Component data from apps and pages
▼▼▼

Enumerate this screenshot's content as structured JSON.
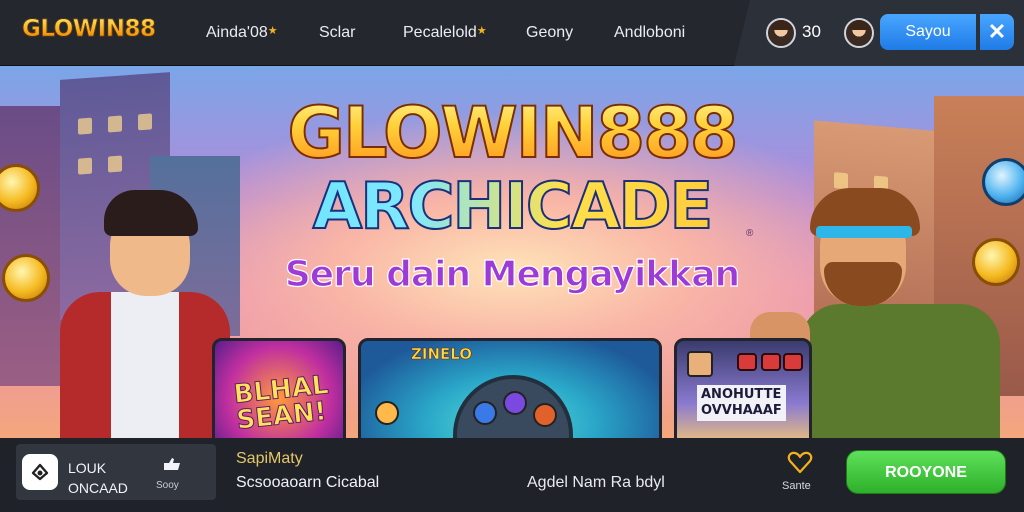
{
  "brand": {
    "logo_text": "GLOWIN88"
  },
  "nav": {
    "items": [
      {
        "label": "Ainda'08",
        "star": true
      },
      {
        "label": "Sclar",
        "star": false
      },
      {
        "label": "Pecalelold",
        "star": true
      },
      {
        "label": "Geony",
        "star": false
      },
      {
        "label": "Andloboni",
        "star": false
      }
    ]
  },
  "header_right": {
    "count": "30",
    "login_label": "Sayou",
    "close_glyph": "✕",
    "icons": [
      "user-avatar-icon",
      "user-avatar-icon",
      "close-icon"
    ]
  },
  "hero": {
    "title_line1": "GLOWIN888",
    "title_line2": "ARCHICADE",
    "registered_mark": "®",
    "subtitle": "Seru dain Mengayikkan",
    "cards": [
      {
        "text_line1": "BLHAL",
        "text_line2": "SEAN!"
      },
      {
        "text": "ZINELO"
      },
      {
        "text_line1": "ANOHUTTE",
        "text_line2": "OVVHAAAF"
      }
    ]
  },
  "bottom_bar": {
    "app_label_line1": "LOUK",
    "app_label_line2": "ONCAAD",
    "thumb_label": "Sooy",
    "promo_title": "SapiMaty",
    "promo_text": "Scsooaoarn Cicabal",
    "center_text": "Agdel Nam Ra bdyl",
    "heart_label": "Sante",
    "cta_label": "ROOYONE"
  },
  "colors": {
    "accent_blue": "#2f8df0",
    "cta_green": "#3cc436",
    "logo_gold": "#f7a516"
  }
}
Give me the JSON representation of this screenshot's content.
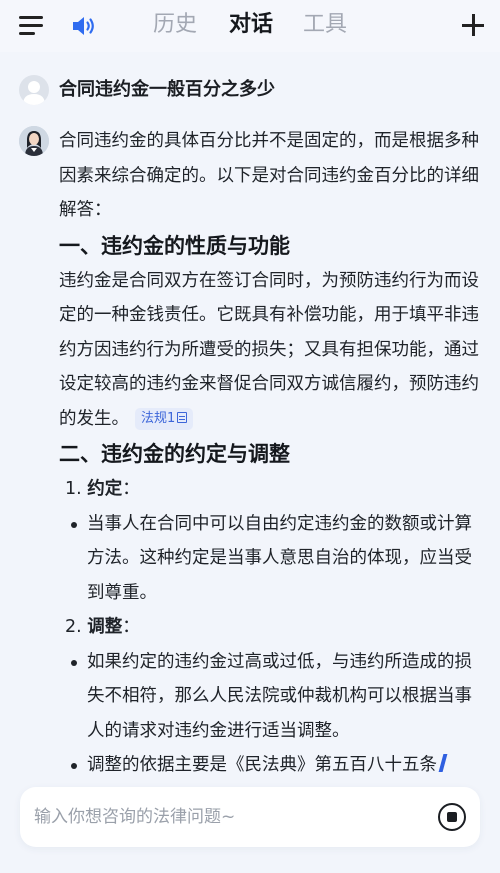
{
  "header": {
    "tabs": [
      {
        "label": "历史",
        "active": false
      },
      {
        "label": "对话",
        "active": true
      },
      {
        "label": "工具",
        "active": false
      }
    ]
  },
  "question": "合同违约金一般百分之多少",
  "answer": {
    "intro": "合同违约金的具体百分比并不是固定的，而是根据多种因素来综合确定的。以下是对合同违约金百分比的详细解答：",
    "section1_title": "一、违约金的性质与功能",
    "section1_text": "违约金是合同双方在签订合同时，为预防违约行为而设定的一种金钱责任。它既具有补偿功能，用于填平非违约方因违约行为所遭受的损失；又具有担保功能，通过设定较高的违约金来督促合同双方诚信履约，预防违约的发生。",
    "citation": "法规1",
    "section2_title": "二、违约金的约定与调整",
    "item1_num": "1.",
    "item1_title": "约定",
    "item1_colon": "：",
    "item1_bullet1": "当事人在合同中可以自由约定违约金的数额或计算方法。这种约定是当事人意思自治的体现，应当受到尊重。",
    "item2_num": "2.",
    "item2_title": "调整",
    "item2_colon": "：",
    "item2_bullet1": "如果约定的违约金过高或过低，与违约所造成的损失不相符，那么人民法院或仲裁机构可以根据当事人的请求对违约金进行适当调整。",
    "item2_bullet2": "调整的依据主要是《民法典》第五百八十五条"
  },
  "input": {
    "placeholder": "输入你想咨询的法律问题~",
    "value": ""
  },
  "colors": {
    "accent": "#3d66d9",
    "background": "#f2f5fb"
  },
  "icons": {
    "menu": "menu-icon",
    "speaker": "speaker-icon",
    "plus": "plus-icon",
    "stop": "stop-icon",
    "citation": "document-icon"
  }
}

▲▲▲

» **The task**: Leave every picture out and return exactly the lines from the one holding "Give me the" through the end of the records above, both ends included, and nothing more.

» **Response**:
Give me the JSON representation of this screenshot's content.
{
  "header": {
    "tabs": [
      {
        "label": "历史",
        "active": false
      },
      {
        "label": "对话",
        "active": true
      },
      {
        "label": "工具",
        "active": false
      }
    ]
  },
  "question": "合同违约金一般百分之多少",
  "answer": {
    "intro": "合同违约金的具体百分比并不是固定的，而是根据多种因素来综合确定的。以下是对合同违约金百分比的详细解答：",
    "section1_title": "一、违约金的性质与功能",
    "section1_text": "违约金是合同双方在签订合同时，为预防违约行为而设定的一种金钱责任。它既具有补偿功能，用于填平非违约方因违约行为所遭受的损失；又具有担保功能，通过设定较高的违约金来督促合同双方诚信履约，预防违约的发生。",
    "citation": "法规1",
    "section2_title": "二、违约金的约定与调整",
    "item1_num": "1.",
    "item1_title": "约定",
    "item1_colon": "：",
    "item1_bullet1": "当事人在合同中可以自由约定违约金的数额或计算方法。这种约定是当事人意思自治的体现，应当受到尊重。",
    "item2_num": "2.",
    "item2_title": "调整",
    "item2_colon": "：",
    "item2_bullet1": "如果约定的违约金过高或过低，与违约所造成的损失不相符，那么人民法院或仲裁机构可以根据当事人的请求对违约金进行适当调整。",
    "item2_bullet2": "调整的依据主要是《民法典》第五百八十五条"
  },
  "input": {
    "placeholder": "输入你想咨询的法律问题~",
    "value": ""
  },
  "colors": {
    "accent": "#3d66d9",
    "background": "#f2f5fb"
  },
  "icons": {
    "menu": "menu-icon",
    "speaker": "speaker-icon",
    "plus": "plus-icon",
    "stop": "stop-icon",
    "citation": "document-icon"
  }
}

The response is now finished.